In the childhood cancer community there is a big emphasis on the importance of mothers. We are the caretakers. The ones who can make a child’s tears go away with a simple look or touch. God gave mothers an amazing gift to reach their children when oftentimes no one else can. But he also gave children two parents for a reason. And the dads are just as important. They are expected to be strong. The providers. To be able to hold everyone else up in the most difficult times. It is for that reason that dads are often forgotten in the realm of childhood cancer and child loss. They are expected to hold up their wife when she can’t stand from the grief. And to be okay when no one else is. They are expected to stay strong, go to work, and be the force that keeps their family going.
But in reality, the dads are grieving too. They are hurting. They want to buckle in grief. They want to curl up in a ball and cry just as much as their wife does. And their hearts are broken too.
Brett has always been an awesome father. When Olivia was diagnosed with cancer he immediately stepped in and took on the tough tasks that I just couldn’t bring myself to do. He held her down when they had to poke her endlessly for her port access for chemo and blood draws. He took on the difficult task of putting her feeding tube down her nose every time it had to be changed out. He did most of her steroid shots. He did all of this because he loved our daughter and he loved me and knew that it was too much for me! It killed me so he did it. Not because it didn’t kill him just as much, but because God gave him the strength to be that parent and that husband.
Olivia’s dad also took on a lot of the care of our son, Wyatt. While I spent endless hours in a hospital bed with Olivia for chemo and appointments, Brett spent those same endless hours keeping Wyatt entertained. He would walk him around the hospital, coming up with anything to try and keep Wyatt happy and to let him know that he wasn’t the forgotten child.
And in addition to all of this, Brett was also the sole provider for our family financially. He had to go into work no matter what was going on at home. It didn’t matter if we had just found out that her cancer had come back, or if we had just gotten home from a long few days at the hospital, etc he had to go in to be able to pay the bills and keep the health insurance that was paying for the treatments that kept her alive for those 16 months! And so often he felt like he wasn’t doing enough. That by not being home, he wasn’t being a good parent. And he felt so torn because he wanted to be with her all the time too. There were many days that he went into work on very little sleep and with so much weight on his shoulders that he could have easily buckled underneath it.
I miss Olivia. She was my world! I loved her so much. But so did her daddy. He loved her and she loved him. And that relationship and his efforts as a parent are equally as important as mine. So please, let’s remember the cancer dads. They are under just as much stress and if their child doesn’t win their battle on earth, I can promise you that their hearts are just as broken.

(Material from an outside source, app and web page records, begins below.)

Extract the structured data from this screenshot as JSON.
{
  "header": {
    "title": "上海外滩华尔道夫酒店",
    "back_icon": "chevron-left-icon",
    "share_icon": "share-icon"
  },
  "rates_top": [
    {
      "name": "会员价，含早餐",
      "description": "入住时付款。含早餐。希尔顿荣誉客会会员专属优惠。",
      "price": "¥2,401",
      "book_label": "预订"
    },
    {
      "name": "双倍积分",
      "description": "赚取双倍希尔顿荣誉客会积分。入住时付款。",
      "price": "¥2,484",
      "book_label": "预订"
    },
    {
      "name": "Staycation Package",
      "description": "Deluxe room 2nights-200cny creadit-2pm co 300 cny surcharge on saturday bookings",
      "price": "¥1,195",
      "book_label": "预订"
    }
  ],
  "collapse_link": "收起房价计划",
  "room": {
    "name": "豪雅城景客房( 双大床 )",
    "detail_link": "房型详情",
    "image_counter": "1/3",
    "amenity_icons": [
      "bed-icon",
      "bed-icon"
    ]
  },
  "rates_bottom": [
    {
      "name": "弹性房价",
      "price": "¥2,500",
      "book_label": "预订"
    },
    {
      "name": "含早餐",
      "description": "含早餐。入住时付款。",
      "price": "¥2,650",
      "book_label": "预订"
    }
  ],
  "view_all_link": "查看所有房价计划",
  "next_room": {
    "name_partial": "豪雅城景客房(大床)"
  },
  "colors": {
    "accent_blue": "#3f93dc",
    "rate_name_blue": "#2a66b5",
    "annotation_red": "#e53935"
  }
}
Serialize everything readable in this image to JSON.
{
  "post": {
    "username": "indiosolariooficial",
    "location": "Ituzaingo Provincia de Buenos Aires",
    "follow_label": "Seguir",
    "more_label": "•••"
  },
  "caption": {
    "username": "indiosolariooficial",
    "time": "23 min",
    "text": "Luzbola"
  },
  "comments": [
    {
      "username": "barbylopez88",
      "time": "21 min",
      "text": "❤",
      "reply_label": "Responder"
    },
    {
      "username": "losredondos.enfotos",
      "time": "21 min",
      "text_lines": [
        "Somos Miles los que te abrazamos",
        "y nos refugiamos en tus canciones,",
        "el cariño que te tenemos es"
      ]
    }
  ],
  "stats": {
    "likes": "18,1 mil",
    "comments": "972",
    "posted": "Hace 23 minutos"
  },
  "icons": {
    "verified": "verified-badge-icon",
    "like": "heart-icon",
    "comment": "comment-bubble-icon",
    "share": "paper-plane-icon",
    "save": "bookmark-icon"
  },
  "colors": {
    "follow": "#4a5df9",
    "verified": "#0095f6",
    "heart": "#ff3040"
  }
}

Olivia Caldwell Foundation is a 501c3 nonprofit that raises money for pediatric brain cancer research. All proceeds benefit our neuro-oncology research team at Children’s Hospital Colorado. You can learn more and donate by visiting www.oliviacaldwellfoundation.org.